While the polar vortex of 2014 in the D.C. metro region was a nightmare for property managers and owners, it was a wake-up call for Chris to kick his fire watch business plan into overdrive. Plastic sprinkler pipes deep within the walls of buildings and multifamily facilities all over the area shattered like glass and disabled thousands of fire safety systems. According to Chris, “Those fractured and bruised buildings were on fire watch for months, and the intensity of providing such a high-level service inspired me to become a specialist and recruit and train others.”
By expanding his business funnel to include fire marshals and construction companies, he has been able to offer fire watch protection far beyond the winter months.
ASAP often adds value to clients through its wide network of business connections. “We have been known to find hard-to-get parts from equipment companies faster than the property managers can,” adds Chris. “In fact, several general contractors have called us their best kept secret.” Perhaps that title comes from the added bonus of having ASAP professionals on-site around the clock who also spot and help prevent theft from construction sites.
Best Practices Foster Competitive Edge
ASAP FIREWATCH leaders focus on continuous improvement with the insight of an Advisory Council. The five members’ cumulative real-world, safety-related experience surpasses 100 years. The group meets quarterly to discuss current and past safety concerns, and consider better ways to train and expand the staff. “This group is the compass to keep ASAP FIREWATCH heading in the right direction, and it helps the organization,” notes Chris, “to stay focused on protecting life, protecting property, minimizing liability and taking excellent care of customers and employees.”
Another way the leaders distinguish ASAP FIREWATCH from others attempting to provide this service is to tweak the company’s expertise and to strive to even overprotect.
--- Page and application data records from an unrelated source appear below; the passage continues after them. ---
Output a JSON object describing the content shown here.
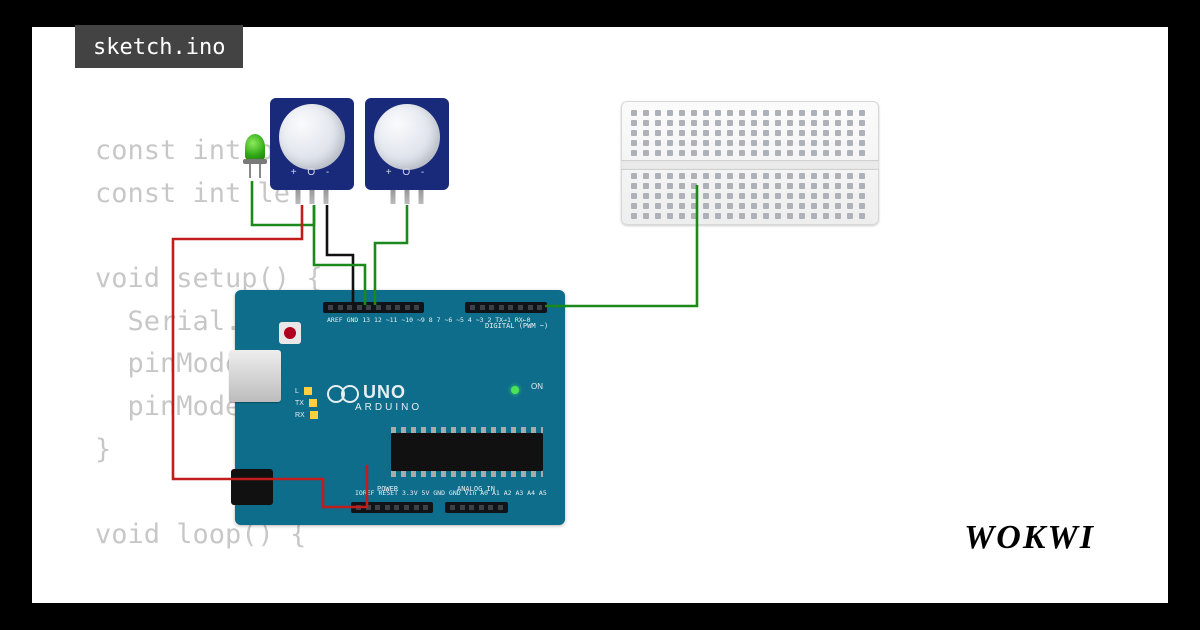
{
  "tab": {
    "title": "sketch.ino"
  },
  "code": {
    "text": "const int pi\nconst int le\n\nvoid setup() {\n  Serial.begin(9600);\n  pinMode(             T);\n  pinMode(             T);\n}\n\nvoid loop() {"
  },
  "brand": {
    "name": "WOKWI"
  },
  "arduino": {
    "logo": "UNO",
    "sub": "ARDUINO",
    "digital_label": "DIGITAL (PWM ~)",
    "analog_label": "ANALOG IN",
    "power_label": "POWER",
    "on": "ON",
    "leds": "L\nTX\nRX",
    "pins_top": "AREF GND 13 12 ~11 ~10 ~9 8   7 ~6 ~5 4 ~3 2 TX→1 RX←0",
    "pins_bot": "IOREF RESET 3.3V 5V GND GND Vin   A0 A1 A2 A3 A4 A5"
  },
  "pir": {
    "labels": "+ O -"
  }
}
How? ASAP’s insurance covers more specific safety-related issues than insurance for a typical security firm and the training is fire-safety specific.
Additionally, Chris and Kiran know firsthand the benefits of sharing complementary leadership styles. “I am the visionary guy and Kiran is the action guy, making it all happen,” shares Chris. Chris and Kiran have been friends since middle school when they were class vice president and president. “The foundation of our business starts at the top,” says Chris, “and I could not ask for a better partner! Our friendship has endured the test of time.”
ASAP’s leadership hopes to perfect their company’s training model before offering their fire watch services beyond the North Virginia region. “We want to train additional staff and field reps to help our clients’ buildings run so smooth that our people are seemingly invisible,” adds Kiran.
Andy Anderson, with American Automatic Sprinkler Company, Inc., can vouch for that. He has hired ASAP FIREWATCH since 2018 to provide fire watch services during the construction phase of the firm’s projects. Andy says, “ASAP does a great job of keeping us informed and protecting our job sites.”
Being a visionary, Chris says he is always considering the company’s next steps. Expansion is on the minds of ASAP’s leaders, but they are not in a hurry. Chris explains, “One of our keys to success is leveraging technology in a blue- collar industry to better serve our customers.”
The firm’s culture of serving, solving and saving drives ASAP FIREWATCH to stay relevant, lead the industry into the future and work with local fire marshals to develop new ways to prevent fires year-round.